_Information given_
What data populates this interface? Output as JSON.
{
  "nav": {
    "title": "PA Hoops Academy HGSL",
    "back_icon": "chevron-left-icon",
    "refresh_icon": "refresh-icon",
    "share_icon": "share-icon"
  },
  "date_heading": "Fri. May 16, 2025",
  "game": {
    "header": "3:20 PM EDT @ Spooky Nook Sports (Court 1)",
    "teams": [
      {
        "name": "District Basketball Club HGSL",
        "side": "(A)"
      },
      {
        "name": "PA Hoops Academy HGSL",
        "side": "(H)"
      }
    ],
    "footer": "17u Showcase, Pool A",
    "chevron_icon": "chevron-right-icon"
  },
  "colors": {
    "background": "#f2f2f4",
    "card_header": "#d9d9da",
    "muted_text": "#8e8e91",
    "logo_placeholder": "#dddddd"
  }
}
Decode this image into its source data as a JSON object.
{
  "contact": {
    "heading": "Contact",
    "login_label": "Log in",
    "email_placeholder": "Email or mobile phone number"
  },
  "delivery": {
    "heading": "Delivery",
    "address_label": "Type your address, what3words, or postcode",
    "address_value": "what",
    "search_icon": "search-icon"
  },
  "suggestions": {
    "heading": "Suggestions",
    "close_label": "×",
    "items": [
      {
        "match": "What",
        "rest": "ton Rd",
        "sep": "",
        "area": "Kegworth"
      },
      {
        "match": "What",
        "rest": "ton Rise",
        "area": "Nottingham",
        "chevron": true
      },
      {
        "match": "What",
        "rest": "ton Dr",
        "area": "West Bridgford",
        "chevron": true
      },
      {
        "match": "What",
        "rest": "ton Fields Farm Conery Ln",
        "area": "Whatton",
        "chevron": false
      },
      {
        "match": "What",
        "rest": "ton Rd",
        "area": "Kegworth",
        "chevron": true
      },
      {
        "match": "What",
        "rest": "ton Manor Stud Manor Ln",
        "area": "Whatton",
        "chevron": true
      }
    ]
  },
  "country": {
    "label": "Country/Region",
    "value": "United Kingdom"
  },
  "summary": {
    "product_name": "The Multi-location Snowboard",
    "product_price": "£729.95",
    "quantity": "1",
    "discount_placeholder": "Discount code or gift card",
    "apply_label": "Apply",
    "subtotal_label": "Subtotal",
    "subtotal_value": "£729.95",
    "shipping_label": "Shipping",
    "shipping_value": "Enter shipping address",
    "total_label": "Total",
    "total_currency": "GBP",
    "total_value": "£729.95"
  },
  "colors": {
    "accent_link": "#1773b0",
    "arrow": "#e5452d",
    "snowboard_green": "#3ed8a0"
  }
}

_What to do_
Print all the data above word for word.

_Result of the task_
What data populates this interface? Output as JSON.
{
  "nav": {
    "title": "PA Hoops Academy HGSL",
    "back_icon": "chevron-left-icon",
    "refresh_icon": "refresh-icon",
    "share_icon": "share-icon"
  },
  "date_heading": "Fri. May 16, 2025",
  "game": {
    "header": "3:20 PM EDT @ Spooky Nook Sports (Court 1)",
    "teams": [
      {
        "name": "District Basketball Club HGSL",
        "side": "(A)"
      },
      {
        "name": "PA Hoops Academy HGSL",
        "side": "(H)"
      }
    ],
    "footer": "17u Showcase, Pool A",
    "chevron_icon": "chevron-right-icon"
  },
  "colors": {
    "background": "#f2f2f4",
    "card_header": "#d9d9da",
    "muted_text": "#8e8e91",
    "logo_placeholder": "#dddddd"
  }
}
Decode this image into its source data as a JSON object.
{
  "contact": {
    "heading": "Contact",
    "login_label": "Log in",
    "email_placeholder": "Email or mobile phone number"
  },
  "delivery": {
    "heading": "Delivery",
    "address_label": "Type your address, what3words, or postcode",
    "address_value": "what",
    "search_icon": "search-icon"
  },
  "suggestions": {
    "heading": "Suggestions",
    "close_label": "×",
    "items": [
      {
        "match": "What",
        "rest": "ton Rd",
        "sep": "",
        "area": "Kegworth"
      },
      {
        "match": "What",
        "rest": "ton Rise",
        "area": "Nottingham",
        "chevron": true
      },
      {
        "match": "What",
        "rest": "ton Dr",
        "area": "West Bridgford",
        "chevron": true
      },
      {
        "match": "What",
        "rest": "ton Fields Farm Conery Ln",
        "area": "Whatton",
        "chevron": false
      },
      {
        "match": "What",
        "rest": "ton Rd",
        "area": "Kegworth",
        "chevron": true
      },
      {
        "match": "What",
        "rest": "ton Manor Stud Manor Ln",
        "area": "Whatton",
        "chevron": true
      }
    ]
  },
  "country": {
    "label": "Country/Region",
    "value": "United Kingdom"
  },
  "summary": {
    "product_name": "The Multi-location Snowboard",
    "product_price": "£729.95",
    "quantity": "1",
    "discount_placeholder": "Discount code or gift card",
    "apply_label": "Apply",
    "subtotal_label": "Subtotal",
    "subtotal_value": "£729.95",
    "shipping_label": "Shipping",
    "shipping_value": "Enter shipping address",
    "total_label": "Total",
    "total_currency": "GBP",
    "total_value": "£729.95"
  },
  "colors": {
    "accent_link": "#1773b0",
    "arrow": "#e5452d",
    "snowboard_green": "#3ed8a0"
  }
}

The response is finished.